Blood Father is an easy read with some great characters and the odd exciting action set-piece; the ending lets the story down though and I really hope they tweak it for the movie. Definitely worth a read though.
Plot: Lydia Carson, age 17, has managed to get herself mixed up with the wrong people: her boyfriend, an older man, is obviously not on the right side of the law. When he takes her along on a job and then insists that Lydia shoot someone (as a character-building exercise), Lydia does exactly that–but instead of the intended victim, she shoots her boyfriend. Now, on the run from his colleagues (cohorts?), she turns to the only person who can help: her long-estranged father, newly sprung from prison and trying to turn his life around. Unfortunately, the only way to protect his daughter is to plunge right back into his old life.
Review: We seem to always be discussing the upcoming movie adaptation of Blood Father and no release date has yet been confirmed but it’s looking likely that it will now be released in 2016.
To tide me over I thought I would read the original novel to get an idea of the story; it’s actually quite different to what you may be expecting and isn’t the Taken-esque tale we originally thought.
It’s very much a tale of family, especially the relationship between a daughter and her estranged father Link (Mel Gibson in the film).
The character of Link is almost more of a side character and it’s really about Lydia, the screw up daughter of Link who calls him for help after she shoots her drug-dealer boyfriend Jonah.
We get flashbacks into how Lydia and Jonah meet and it’s very much a character piece; she is quite difficult to root for as she is so messed up but that’s the whole point of the story.
Link is suitably badass and he has a few cool action sequences but there are also some nice scenes as he tries to reconnect with his daughter and we find out more about his past, the time he spent in prison and even some of the people he’s killed. Despite this he was a vulnerable side and I can totally picture Gibson playing him perfectly.
There are some nice twists and turns to the story and the characters are certainly memorable but the only thing is the ending is rather flat. I’m hoping they make it a bit more cinematic and exciting for the movie as I found it incredibly unsatisfactory.
Author Peter Craig paints some exciting action scenes and his use of language captures LA life perfectly.
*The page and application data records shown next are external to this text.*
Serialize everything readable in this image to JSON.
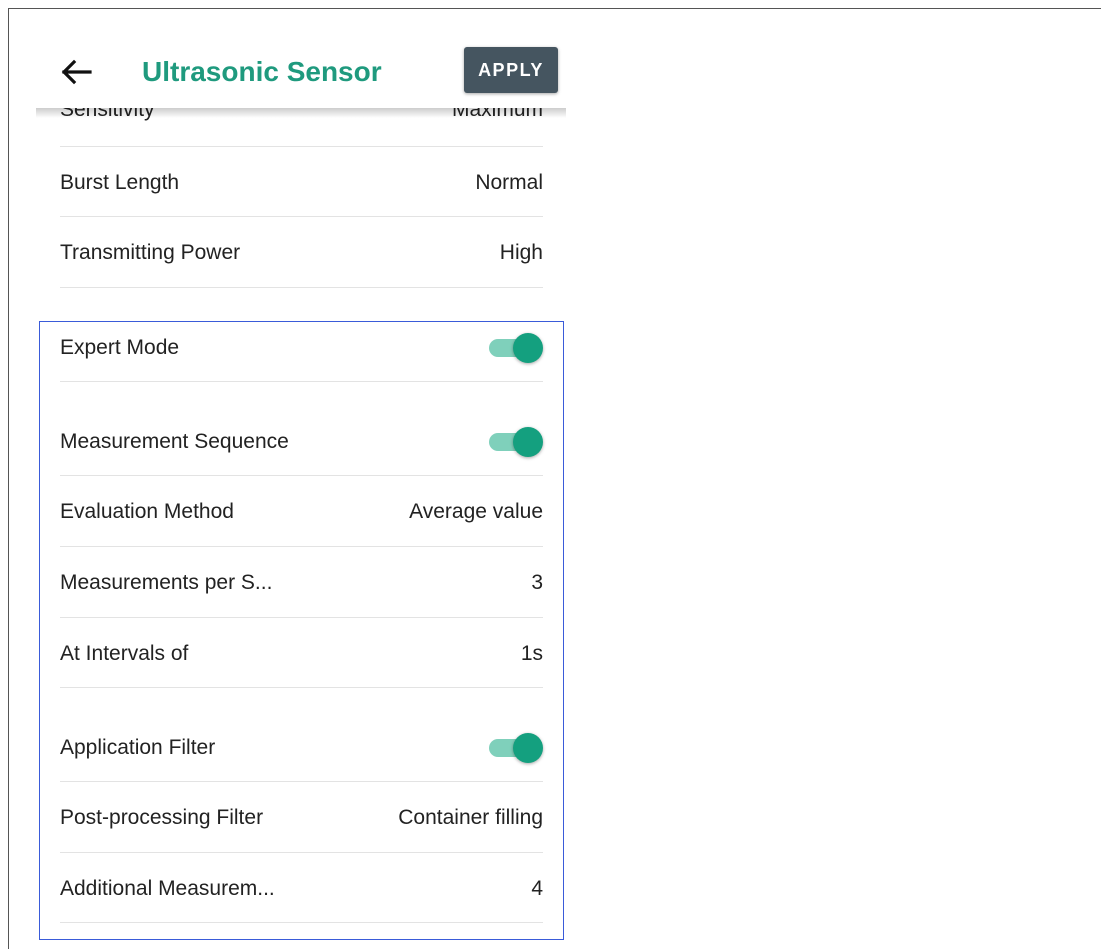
{
  "header": {
    "title": "Ultrasonic Sensor",
    "apply_label": "APPLY"
  },
  "settings": [
    {
      "label": "Sensitivity",
      "value": "Maximum"
    },
    {
      "label": "Burst Length",
      "value": "Normal"
    },
    {
      "label": "Transmitting Power",
      "value": "High"
    },
    {
      "label": "Expert Mode",
      "toggle": true
    },
    {
      "label": "Measurement Sequence",
      "toggle": true
    },
    {
      "label": "Evaluation Method",
      "value": "Average value"
    },
    {
      "label": "Measurements per S...",
      "value": "3"
    },
    {
      "label": "At Intervals of",
      "value": "1s"
    },
    {
      "label": "Application Filter",
      "toggle": true
    },
    {
      "label": "Post-processing Filter",
      "value": "Container filling"
    },
    {
      "label": "Additional Measurem...",
      "value": "4"
    }
  ],
  "colors": {
    "title": "#1f9a7e",
    "apply_button": "#455560",
    "toggle_thumb": "#14a07f",
    "toggle_track": "#7fd0bb",
    "highlight_border": "#3a5bd9"
  }
}
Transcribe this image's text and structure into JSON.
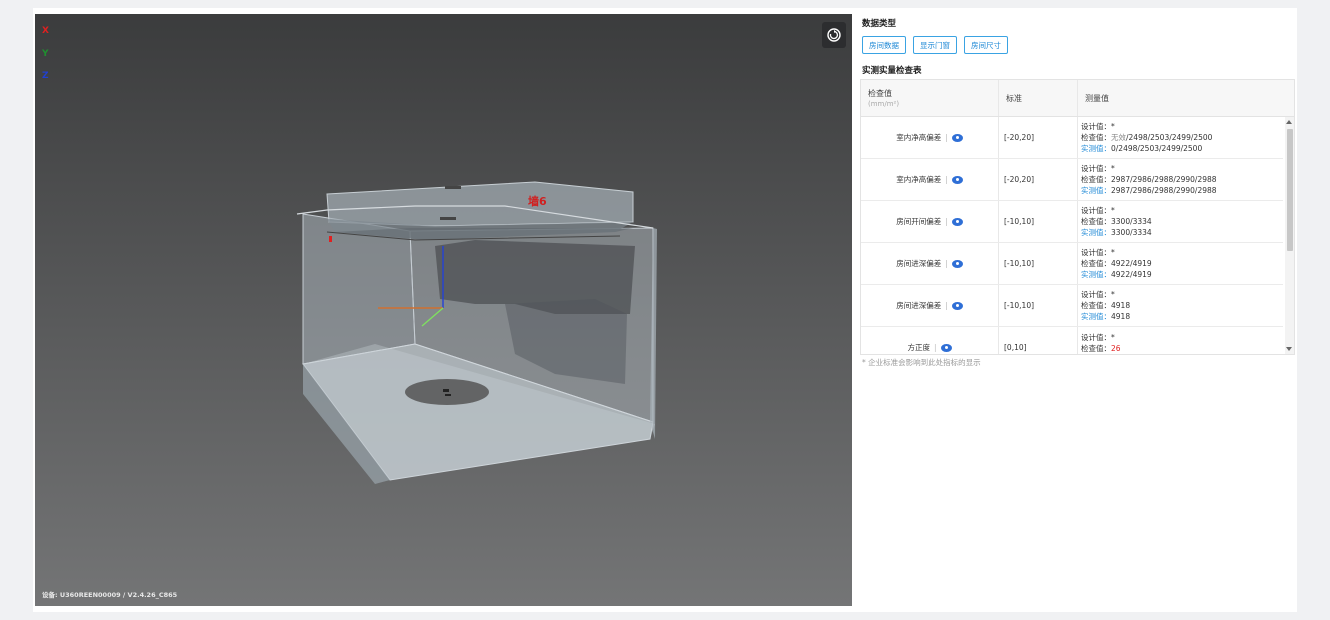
{
  "viewer": {
    "axes": {
      "x": "X",
      "y": "Y",
      "z": "Z"
    },
    "axis_colors": {
      "x": "#e02020",
      "y": "#1f8f2f",
      "z": "#2040d0"
    },
    "wall_label": "墙6",
    "device_info": "设备: U360REEN00009 / V2.4.26_C865",
    "reset_icon": "rotate-reset-icon"
  },
  "panel": {
    "data_type_title": "数据类型",
    "buttons": [
      "房间数据",
      "显示门窗",
      "房间尺寸"
    ],
    "table_title": "实测实量检查表",
    "headers": {
      "check": "检查值",
      "check_unit": "(mm/m²)",
      "standard": "标准",
      "measured": "测量值"
    },
    "labels": {
      "design": "设计值：",
      "check": "检查值：",
      "actual": "实测值："
    },
    "rows": [
      {
        "name": "室内净高偏差",
        "standard": "[-20,20]",
        "design": "*",
        "check_invalid": "无效",
        "check": "/2498/2503/2499/2500",
        "actual": "0/2498/2503/2499/2500"
      },
      {
        "name": "室内净高偏差",
        "standard": "[-20,20]",
        "design": "*",
        "check_invalid": "",
        "check": "2987/2986/2988/2990/2988",
        "actual": "2987/2986/2988/2990/2988"
      },
      {
        "name": "房间开间偏差",
        "standard": "[-10,10]",
        "design": "*",
        "check_invalid": "",
        "check": "3300/3334",
        "actual": "3300/3334"
      },
      {
        "name": "房间进深偏差",
        "standard": "[-10,10]",
        "design": "*",
        "check_invalid": "",
        "check": "4922/4919",
        "actual": "4922/4919"
      },
      {
        "name": "房间进深偏差",
        "standard": "[-10,10]",
        "design": "*",
        "check_invalid": "",
        "check": "4918",
        "actual": "4918"
      },
      {
        "name": "方正度",
        "standard": "[0,10]",
        "design": "*",
        "check_invalid": "",
        "check_red": "26",
        "check": "",
        "actual": "26"
      }
    ],
    "footnote": "* 企业标准会影响到此处指标的显示"
  }
}
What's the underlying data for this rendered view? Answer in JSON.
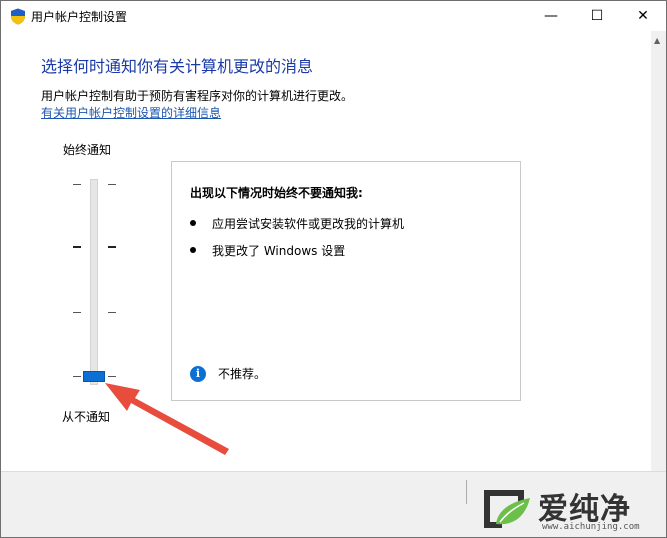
{
  "window": {
    "title": "用户帐户控制设置"
  },
  "titlebar": {
    "minimize": "—",
    "maximize": "☐",
    "close": "✕"
  },
  "main": {
    "heading": "选择何时通知你有关计算机更改的消息",
    "description": "用户帐户控制有助于预防有害程序对你的计算机进行更改。",
    "link": "有关用户帐户控制设置的详细信息"
  },
  "slider": {
    "top_label": "始终通知",
    "bottom_label": "从不通知",
    "levels": 4,
    "selected_level": 0
  },
  "panel": {
    "title": "出现以下情况时始终不要通知我:",
    "items": [
      "应用尝试安装软件或更改我的计算机",
      "我更改了 Windows 设置"
    ],
    "note": "不推荐。"
  },
  "watermark": {
    "brand": "爱纯净",
    "url": "www.aichunjing.com"
  },
  "colors": {
    "heading": "#1a3aa8",
    "link": "#1a56b0",
    "accent": "#0c6fd4",
    "arrow": "#e74c3c"
  }
}
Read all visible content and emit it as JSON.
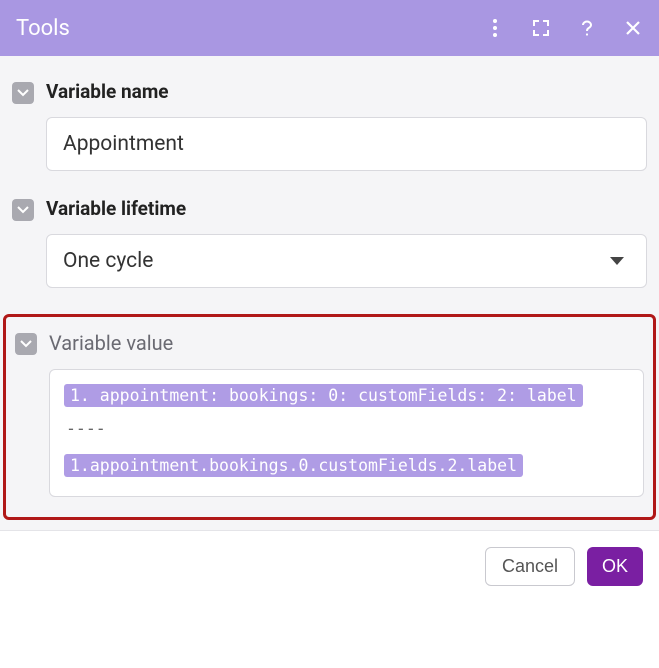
{
  "titlebar": {
    "title": "Tools"
  },
  "sections": {
    "name": {
      "label": "Variable name",
      "value": "Appointment"
    },
    "lifetime": {
      "label": "Variable lifetime",
      "value": "One cycle"
    },
    "value": {
      "label": "Variable value",
      "line1": "1. appointment: bookings: 0: customFields: 2: label",
      "separator": "----",
      "line2": "1.appointment.bookings.0.customFields.2.label"
    }
  },
  "footer": {
    "cancel": "Cancel",
    "ok": "OK"
  }
}
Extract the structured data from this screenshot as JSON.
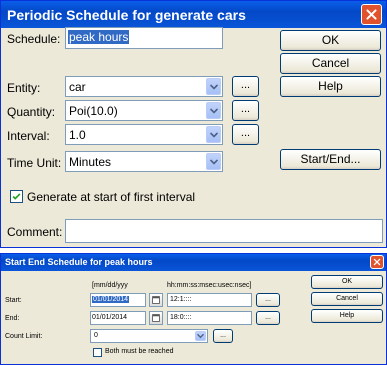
{
  "top": {
    "title": "Periodic Schedule for generate cars",
    "schedule_label": "Schedule:",
    "schedule_value": "peak hours",
    "entity_label": "Entity:",
    "entity_value": "car",
    "quantity_label": "Quantity:",
    "quantity_value": "Poi(10.0)",
    "interval_label": "Interval:",
    "interval_value": "1.0",
    "time_unit_label": "Time Unit:",
    "time_unit_value": "Minutes",
    "generate_label": "Generate at start of first interval",
    "generate_checked": true,
    "comment_label": "Comment:",
    "comment_value": "",
    "ok": "OK",
    "cancel": "Cancel",
    "help": "Help",
    "start_end": "Start/End...",
    "ellipsis": "..."
  },
  "bottom": {
    "title": "Start End Schedule for peak hours",
    "date_header": "[mm/dd/yyy",
    "time_header": "hh:mm:ss:msec:usec:nsec]",
    "start_label": "Start:",
    "start_date": "01/01/2014",
    "start_time": "12:1::::",
    "end_label": "End:",
    "end_date": "01/01/2014",
    "end_time": "18:0::::",
    "count_limit_label": "Count Limit:",
    "count_limit_value": "0",
    "both_label": "Both must be reached",
    "both_checked": false,
    "ok": "OK",
    "cancel": "Cancel",
    "help": "Help",
    "ellipsis": "..."
  },
  "colors": {
    "title_bar": "#0348c7",
    "dialog_bg": "#ece9d8",
    "selection": "#316ac5",
    "close_button": "#e0532d"
  }
}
From the pushers, to even small characters they all feel like real people and the story has moments of nail biting tension.
Sadly there are no bar fights or massive punch ups to speak of so hopefully they change that up for the movie as well.
Overall, Blood Father is an easy read with some great characters and the odd exciting action set-piece; the ending lets the story down though and I really hope they tweak it for the movie. Definitely worth a read though.